_What to produce_:
Search the records for the word "state" and report each line that has it.

_Data records_:
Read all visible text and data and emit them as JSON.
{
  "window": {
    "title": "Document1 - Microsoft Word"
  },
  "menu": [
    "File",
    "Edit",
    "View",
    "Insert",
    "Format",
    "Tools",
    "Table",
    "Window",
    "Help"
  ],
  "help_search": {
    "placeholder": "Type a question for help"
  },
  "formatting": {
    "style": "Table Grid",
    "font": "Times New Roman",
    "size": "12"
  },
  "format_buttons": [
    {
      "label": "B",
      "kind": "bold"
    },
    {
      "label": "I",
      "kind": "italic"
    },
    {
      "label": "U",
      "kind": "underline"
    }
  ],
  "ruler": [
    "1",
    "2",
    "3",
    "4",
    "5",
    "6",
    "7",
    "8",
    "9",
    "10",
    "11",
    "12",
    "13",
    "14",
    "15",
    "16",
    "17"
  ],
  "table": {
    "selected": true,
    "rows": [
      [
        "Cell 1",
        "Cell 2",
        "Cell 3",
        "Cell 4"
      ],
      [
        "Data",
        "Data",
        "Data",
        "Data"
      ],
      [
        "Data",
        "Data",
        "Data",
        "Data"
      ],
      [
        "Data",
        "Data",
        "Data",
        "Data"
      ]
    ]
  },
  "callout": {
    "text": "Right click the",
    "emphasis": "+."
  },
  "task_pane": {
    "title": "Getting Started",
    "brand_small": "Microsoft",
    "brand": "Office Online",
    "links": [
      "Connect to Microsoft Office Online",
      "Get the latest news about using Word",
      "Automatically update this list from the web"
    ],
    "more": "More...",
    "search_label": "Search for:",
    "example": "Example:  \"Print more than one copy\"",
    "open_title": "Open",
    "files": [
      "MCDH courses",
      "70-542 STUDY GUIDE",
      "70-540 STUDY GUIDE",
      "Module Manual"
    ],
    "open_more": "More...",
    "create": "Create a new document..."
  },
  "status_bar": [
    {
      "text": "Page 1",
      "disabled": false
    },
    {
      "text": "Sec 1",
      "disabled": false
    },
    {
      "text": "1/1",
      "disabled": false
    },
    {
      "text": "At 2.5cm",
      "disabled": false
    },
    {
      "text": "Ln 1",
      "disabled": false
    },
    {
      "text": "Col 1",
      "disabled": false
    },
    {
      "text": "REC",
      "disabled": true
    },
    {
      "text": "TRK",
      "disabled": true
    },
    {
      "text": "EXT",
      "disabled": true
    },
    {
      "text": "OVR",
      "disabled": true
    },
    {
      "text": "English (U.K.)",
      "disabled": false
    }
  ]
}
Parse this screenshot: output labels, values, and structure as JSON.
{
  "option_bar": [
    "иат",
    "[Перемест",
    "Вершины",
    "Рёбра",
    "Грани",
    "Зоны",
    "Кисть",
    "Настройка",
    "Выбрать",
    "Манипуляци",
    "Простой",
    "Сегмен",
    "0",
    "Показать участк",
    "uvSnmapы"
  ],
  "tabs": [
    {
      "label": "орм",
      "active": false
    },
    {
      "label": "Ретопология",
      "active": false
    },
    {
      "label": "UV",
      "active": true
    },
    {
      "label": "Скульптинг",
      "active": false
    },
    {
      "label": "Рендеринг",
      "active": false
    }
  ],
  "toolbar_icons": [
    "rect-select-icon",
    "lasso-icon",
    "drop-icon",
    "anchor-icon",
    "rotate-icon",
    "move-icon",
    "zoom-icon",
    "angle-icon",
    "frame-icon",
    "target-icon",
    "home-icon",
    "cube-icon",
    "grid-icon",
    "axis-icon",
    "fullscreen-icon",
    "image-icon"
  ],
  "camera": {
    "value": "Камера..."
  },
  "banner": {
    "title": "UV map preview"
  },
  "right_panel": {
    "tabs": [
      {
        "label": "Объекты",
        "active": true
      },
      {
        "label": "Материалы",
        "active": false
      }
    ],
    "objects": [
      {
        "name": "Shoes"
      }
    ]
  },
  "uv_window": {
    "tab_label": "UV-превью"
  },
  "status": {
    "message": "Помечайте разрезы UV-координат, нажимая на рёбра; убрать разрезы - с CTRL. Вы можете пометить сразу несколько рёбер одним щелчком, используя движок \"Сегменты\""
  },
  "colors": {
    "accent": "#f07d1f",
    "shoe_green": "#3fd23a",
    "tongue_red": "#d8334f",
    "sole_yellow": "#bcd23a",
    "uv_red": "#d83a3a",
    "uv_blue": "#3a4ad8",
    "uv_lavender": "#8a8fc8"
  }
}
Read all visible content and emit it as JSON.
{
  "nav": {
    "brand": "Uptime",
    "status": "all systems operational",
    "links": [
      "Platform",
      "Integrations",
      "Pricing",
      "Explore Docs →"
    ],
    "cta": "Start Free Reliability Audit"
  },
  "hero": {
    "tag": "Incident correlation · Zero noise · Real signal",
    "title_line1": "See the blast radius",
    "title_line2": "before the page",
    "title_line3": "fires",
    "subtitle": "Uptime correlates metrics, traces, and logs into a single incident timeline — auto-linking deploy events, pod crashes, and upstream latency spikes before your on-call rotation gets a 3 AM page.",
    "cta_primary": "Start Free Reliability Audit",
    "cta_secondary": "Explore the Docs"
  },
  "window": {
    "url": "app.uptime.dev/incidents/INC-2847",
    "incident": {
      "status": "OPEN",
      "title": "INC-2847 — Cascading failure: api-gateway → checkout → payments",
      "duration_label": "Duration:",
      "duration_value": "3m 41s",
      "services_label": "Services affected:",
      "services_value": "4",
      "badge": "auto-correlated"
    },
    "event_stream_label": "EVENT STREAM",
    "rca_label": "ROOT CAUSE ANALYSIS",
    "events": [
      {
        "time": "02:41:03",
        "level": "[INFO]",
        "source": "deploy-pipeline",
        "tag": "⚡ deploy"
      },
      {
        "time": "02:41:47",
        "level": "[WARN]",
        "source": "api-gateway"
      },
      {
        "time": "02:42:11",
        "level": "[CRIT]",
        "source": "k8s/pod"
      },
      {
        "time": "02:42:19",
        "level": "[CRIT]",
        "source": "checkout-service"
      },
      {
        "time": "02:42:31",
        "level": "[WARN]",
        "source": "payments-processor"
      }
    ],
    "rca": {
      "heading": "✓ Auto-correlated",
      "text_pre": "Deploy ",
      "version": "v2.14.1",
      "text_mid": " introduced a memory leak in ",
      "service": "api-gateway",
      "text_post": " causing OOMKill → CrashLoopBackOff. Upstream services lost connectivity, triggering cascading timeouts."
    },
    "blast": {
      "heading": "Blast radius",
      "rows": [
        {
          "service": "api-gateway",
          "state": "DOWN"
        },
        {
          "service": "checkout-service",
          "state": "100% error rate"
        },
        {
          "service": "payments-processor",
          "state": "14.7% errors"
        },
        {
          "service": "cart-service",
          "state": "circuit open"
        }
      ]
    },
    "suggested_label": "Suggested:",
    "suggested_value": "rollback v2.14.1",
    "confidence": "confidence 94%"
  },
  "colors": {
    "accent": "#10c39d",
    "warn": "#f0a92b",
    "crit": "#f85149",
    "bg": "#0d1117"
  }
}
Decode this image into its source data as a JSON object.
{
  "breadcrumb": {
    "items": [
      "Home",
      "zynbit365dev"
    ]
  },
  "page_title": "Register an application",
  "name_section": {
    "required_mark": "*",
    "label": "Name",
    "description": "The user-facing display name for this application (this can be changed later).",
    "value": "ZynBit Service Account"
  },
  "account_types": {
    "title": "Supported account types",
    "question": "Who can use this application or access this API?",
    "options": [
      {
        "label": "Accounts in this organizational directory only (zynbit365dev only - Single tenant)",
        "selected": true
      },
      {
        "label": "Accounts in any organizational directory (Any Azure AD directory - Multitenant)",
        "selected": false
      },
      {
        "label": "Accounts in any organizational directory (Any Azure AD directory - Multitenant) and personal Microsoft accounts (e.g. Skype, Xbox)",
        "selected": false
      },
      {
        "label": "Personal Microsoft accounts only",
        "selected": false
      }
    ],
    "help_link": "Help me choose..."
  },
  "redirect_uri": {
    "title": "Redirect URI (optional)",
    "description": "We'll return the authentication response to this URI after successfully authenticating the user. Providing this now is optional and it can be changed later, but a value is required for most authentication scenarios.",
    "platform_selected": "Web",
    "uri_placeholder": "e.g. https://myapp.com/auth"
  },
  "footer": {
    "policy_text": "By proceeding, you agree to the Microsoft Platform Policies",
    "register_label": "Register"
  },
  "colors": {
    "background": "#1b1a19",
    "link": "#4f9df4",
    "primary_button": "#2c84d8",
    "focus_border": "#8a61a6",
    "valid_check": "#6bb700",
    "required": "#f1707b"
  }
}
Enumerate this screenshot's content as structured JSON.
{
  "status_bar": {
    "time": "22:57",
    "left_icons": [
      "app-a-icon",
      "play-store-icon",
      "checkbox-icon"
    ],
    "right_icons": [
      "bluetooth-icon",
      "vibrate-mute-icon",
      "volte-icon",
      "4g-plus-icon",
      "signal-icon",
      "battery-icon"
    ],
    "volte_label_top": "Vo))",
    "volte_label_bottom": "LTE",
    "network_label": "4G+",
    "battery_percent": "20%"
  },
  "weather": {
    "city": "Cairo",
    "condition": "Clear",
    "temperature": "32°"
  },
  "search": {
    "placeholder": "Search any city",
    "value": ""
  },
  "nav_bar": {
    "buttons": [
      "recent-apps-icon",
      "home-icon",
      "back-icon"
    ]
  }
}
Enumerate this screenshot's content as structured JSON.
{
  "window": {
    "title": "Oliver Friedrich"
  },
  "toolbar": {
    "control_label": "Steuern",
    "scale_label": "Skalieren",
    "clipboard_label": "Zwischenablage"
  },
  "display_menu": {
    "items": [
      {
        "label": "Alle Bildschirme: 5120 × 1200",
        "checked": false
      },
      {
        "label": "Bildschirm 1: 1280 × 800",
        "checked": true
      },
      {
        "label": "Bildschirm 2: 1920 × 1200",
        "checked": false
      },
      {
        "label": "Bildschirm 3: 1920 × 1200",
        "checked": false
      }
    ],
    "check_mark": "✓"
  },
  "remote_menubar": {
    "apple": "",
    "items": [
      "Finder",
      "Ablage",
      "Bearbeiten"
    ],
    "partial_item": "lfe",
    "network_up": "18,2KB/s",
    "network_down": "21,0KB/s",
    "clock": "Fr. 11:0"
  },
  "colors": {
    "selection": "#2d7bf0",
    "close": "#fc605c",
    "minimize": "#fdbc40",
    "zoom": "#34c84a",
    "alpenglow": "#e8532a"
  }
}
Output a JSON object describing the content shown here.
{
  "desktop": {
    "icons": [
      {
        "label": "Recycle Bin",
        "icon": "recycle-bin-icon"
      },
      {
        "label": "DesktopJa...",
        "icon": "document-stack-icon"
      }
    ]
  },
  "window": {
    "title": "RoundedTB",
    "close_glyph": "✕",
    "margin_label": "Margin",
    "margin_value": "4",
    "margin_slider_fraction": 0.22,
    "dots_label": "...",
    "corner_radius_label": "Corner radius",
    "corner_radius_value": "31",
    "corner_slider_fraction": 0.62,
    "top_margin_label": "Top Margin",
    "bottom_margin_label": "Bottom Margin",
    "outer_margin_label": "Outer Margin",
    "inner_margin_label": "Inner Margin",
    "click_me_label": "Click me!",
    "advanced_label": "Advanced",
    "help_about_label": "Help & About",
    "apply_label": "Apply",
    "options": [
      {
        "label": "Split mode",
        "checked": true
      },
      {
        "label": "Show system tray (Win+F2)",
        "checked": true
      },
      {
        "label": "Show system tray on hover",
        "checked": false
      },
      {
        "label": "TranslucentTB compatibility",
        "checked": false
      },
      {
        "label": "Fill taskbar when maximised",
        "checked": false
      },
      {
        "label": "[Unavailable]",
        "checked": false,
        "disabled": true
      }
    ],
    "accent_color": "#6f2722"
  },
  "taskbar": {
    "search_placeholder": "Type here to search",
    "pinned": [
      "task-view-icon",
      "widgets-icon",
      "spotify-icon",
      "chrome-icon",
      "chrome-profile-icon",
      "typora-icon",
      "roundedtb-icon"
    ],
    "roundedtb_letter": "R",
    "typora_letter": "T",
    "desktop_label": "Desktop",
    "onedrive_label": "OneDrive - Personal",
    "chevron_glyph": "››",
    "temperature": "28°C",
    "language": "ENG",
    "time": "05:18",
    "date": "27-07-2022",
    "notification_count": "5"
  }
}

_Answer section_:
          "state": "DOWN"
          "state": "100% error rate"
          "state": "14.7% errors"
          "state": "circuit open"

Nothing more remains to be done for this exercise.